▸ TASK TO CARRY OUT: Your job is to copy every record exactly.

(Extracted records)
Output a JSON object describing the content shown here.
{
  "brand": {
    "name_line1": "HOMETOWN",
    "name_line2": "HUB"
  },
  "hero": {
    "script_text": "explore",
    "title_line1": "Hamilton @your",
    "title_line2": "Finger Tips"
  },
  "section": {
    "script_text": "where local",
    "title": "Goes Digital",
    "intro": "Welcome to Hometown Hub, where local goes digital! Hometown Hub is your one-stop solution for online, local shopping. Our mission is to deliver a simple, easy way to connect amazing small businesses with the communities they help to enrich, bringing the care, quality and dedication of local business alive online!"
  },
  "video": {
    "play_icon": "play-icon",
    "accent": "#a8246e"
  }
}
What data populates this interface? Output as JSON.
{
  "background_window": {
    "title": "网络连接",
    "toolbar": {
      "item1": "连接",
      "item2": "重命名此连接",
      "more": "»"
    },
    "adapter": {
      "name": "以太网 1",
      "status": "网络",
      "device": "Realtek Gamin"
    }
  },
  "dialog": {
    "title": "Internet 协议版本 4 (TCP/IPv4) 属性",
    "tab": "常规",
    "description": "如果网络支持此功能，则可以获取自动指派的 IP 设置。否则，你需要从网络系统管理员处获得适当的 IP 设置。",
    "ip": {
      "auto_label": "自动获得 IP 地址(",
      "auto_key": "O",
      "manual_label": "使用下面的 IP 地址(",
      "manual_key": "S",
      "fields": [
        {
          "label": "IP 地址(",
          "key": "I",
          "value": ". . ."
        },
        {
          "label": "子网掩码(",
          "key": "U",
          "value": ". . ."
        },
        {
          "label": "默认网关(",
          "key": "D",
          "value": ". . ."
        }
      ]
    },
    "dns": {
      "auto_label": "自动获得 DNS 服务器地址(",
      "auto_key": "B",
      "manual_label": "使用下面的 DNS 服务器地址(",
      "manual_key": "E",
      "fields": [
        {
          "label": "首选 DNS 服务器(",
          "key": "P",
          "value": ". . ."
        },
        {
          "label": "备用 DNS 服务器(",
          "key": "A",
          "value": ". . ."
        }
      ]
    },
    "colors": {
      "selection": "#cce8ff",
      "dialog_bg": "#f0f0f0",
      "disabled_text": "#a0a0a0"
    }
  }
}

▸ OUTPUT OF THE TASK:
Output a JSON object describing the content shown here.
{
  "brand": {
    "name_line1": "HOMETOWN",
    "name_line2": "HUB"
  },
  "hero": {
    "script_text": "explore",
    "title_line1": "Hamilton @your",
    "title_line2": "Finger Tips"
  },
  "section": {
    "script_text": "where local",
    "title": "Goes Digital",
    "intro": "Welcome to Hometown Hub, where local goes digital! Hometown Hub is your one-stop solution for online, local shopping. Our mission is to deliver a simple, easy way to connect amazing small businesses with the communities they help to enrich, bringing the care, quality and dedication of local business alive online!"
  },
  "video": {
    "play_icon": "play-icon",
    "accent": "#a8246e"
  }
}
What data populates this interface? Output as JSON.
{
  "background_window": {
    "title": "网络连接",
    "toolbar": {
      "item1": "连接",
      "item2": "重命名此连接",
      "more": "»"
    },
    "adapter": {
      "name": "以太网 1",
      "status": "网络",
      "device": "Realtek Gamin"
    }
  },
  "dialog": {
    "title": "Internet 协议版本 4 (TCP/IPv4) 属性",
    "tab": "常规",
    "description": "如果网络支持此功能，则可以获取自动指派的 IP 设置。否则，你需要从网络系统管理员处获得适当的 IP 设置。",
    "ip": {
      "auto_label": "自动获得 IP 地址(",
      "auto_key": "O",
      "manual_label": "使用下面的 IP 地址(",
      "manual_key": "S",
      "fields": [
        {
          "label": "IP 地址(",
          "key": "I",
          "value": ". . ."
        },
        {
          "label": "子网掩码(",
          "key": "U",
          "value": ". . ."
        },
        {
          "label": "默认网关(",
          "key": "D",
          "value": ". . ."
        }
      ]
    },
    "dns": {
      "auto_label": "自动获得 DNS 服务器地址(",
      "auto_key": "B",
      "manual_label": "使用下面的 DNS 服务器地址(",
      "manual_key": "E",
      "fields": [
        {
          "label": "首选 DNS 服务器(",
          "key": "P",
          "value": ". . ."
        },
        {
          "label": "备用 DNS 服务器(",
          "key": "A",
          "value": ". . ."
        }
      ]
    },
    "colors": {
      "selection": "#cce8ff",
      "dialog_bg": "#f0f0f0",
      "disabled_text": "#a0a0a0"
    }
  }
}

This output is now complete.